How to Become a Better Writer

By Aesha Duval (Follow us on LinkedIn)

Source: GoodStudio, Shutterstock

Writing is hard. And it has been increasingly difficult during the last few months for me. You could say it is a case of writer’s block or maybe I have too much on my plate and lack focus these days. So I’ve reverted to tricks to combat the writer’s block that have served me well over the years. Some are my own tricks and others are borrowed from seasoned authors.

  1. Take a walk, set it aside or write something else. Distract yourself with some other activity, preferably something physical, to loosen your thoughts. Some writers have found that taking a shower, going for a walk or cooking a meal can provide the head space to daydream and spur creative thoughts and ideas. Listening to music has helped some authors overcome…… For some strange reason, the soundtrack to the broadway musical Hamilton, does wonders for my focus while writing. Thank you Lin-Manuel! You may not have to completely walk away from it, but instead try writing something else.
  1. Sleep on it. Sometimes a good night’s sleep is all you need to reset your mind and organize your thoughts. 
  1. Start with the end and write your way to the beginning. This is a method I used as a newspaper reporter. It may not work in every writing task, but it has worked out quite often for me. One of my challenges as a reporter was coming up with that catchy “lede” or intro sentence and paragraph, containing the first line that is supposed to grab the reader with the Five Wswho, what, where, when, why and sometimes, how — of the story. In journalist speak, the lede is the first sentence of your writing. I found it is much easier to leave the lede paragraph after I have written the majority of the article with all the key details, events, explanations, etc. Then I come up with a lede sentence or paragraph that sums up for the reader what to expect. This method helped me tremendously, not only with my news writing, but also with research papers for graduate school; work-related correspondences, and content for newsletters and other publications. 
  2. Find the root of the problem. Almost every writer will face this at some point, however the underlying causes may be different. According to this Reedsy blog post, you should ask yourself, why are you really blocked?
  • Do I feel pressure to succeed and/or compete with other writers?
  • Have I lost sight of what my story is about, or interest in where it’s going?
  • Do I lack confidence in my own abilities, even if I’ve written plenty before?
  • Have I not written for so long that I feel intimidated by the mere act?
  • Am I simply feeling tired and run-down?
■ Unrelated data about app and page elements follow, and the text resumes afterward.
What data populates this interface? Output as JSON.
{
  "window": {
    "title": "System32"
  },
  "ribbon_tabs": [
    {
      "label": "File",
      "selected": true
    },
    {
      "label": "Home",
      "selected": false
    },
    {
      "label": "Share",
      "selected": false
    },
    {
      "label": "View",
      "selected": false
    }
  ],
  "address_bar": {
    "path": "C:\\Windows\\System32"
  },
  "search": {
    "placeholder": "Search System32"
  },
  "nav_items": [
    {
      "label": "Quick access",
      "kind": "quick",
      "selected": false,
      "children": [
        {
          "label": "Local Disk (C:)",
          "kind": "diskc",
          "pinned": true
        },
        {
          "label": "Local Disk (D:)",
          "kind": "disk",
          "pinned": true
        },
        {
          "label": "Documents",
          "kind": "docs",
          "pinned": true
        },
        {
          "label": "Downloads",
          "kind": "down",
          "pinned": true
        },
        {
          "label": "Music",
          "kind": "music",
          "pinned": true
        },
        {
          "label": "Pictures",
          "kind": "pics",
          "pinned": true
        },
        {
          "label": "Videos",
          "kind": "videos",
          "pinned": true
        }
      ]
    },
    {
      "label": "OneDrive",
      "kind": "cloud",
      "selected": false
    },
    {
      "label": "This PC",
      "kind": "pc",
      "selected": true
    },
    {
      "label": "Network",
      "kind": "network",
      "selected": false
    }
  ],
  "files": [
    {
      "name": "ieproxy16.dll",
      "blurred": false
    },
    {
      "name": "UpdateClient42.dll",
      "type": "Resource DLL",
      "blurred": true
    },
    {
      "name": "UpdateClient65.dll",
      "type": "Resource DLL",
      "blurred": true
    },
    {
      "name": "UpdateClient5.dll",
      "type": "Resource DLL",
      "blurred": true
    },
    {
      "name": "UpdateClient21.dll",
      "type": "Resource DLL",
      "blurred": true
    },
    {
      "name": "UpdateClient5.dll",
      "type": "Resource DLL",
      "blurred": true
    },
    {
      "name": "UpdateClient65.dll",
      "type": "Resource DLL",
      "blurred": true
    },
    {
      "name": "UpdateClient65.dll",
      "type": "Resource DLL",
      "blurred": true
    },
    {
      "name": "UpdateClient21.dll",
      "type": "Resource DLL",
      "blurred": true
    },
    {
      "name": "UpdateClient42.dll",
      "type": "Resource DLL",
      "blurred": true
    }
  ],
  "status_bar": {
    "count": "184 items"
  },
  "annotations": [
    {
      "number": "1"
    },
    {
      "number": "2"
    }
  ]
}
There are no quick fixes for these causes, but understanding where the problem lies will help you find the best tips that work for you.

  1. Writer’s Block is a myth. Again, writing is hard. We all go through this, so stop beating yourself up. Rather than thinking of it as an insurmountable roadblock, look at it as a writing speed bump. You might have to slow down and take your time, but with dedication you can overcome it.
Credit: NakoPhotography, Shutterstock

Further Resources:

Defeating Writer’s Block: 10 Ways to Get Out of a Slump.

10 Ways to Beat Writer’s Block by Andrea Bachofen.


Notes Between Us (NBU) is a blog about conversations and topics of interest to the writers. The writers are expressing their personal opinions solely. The essays represent their personal beliefs and not that of their workplaces or any organization they are associated with.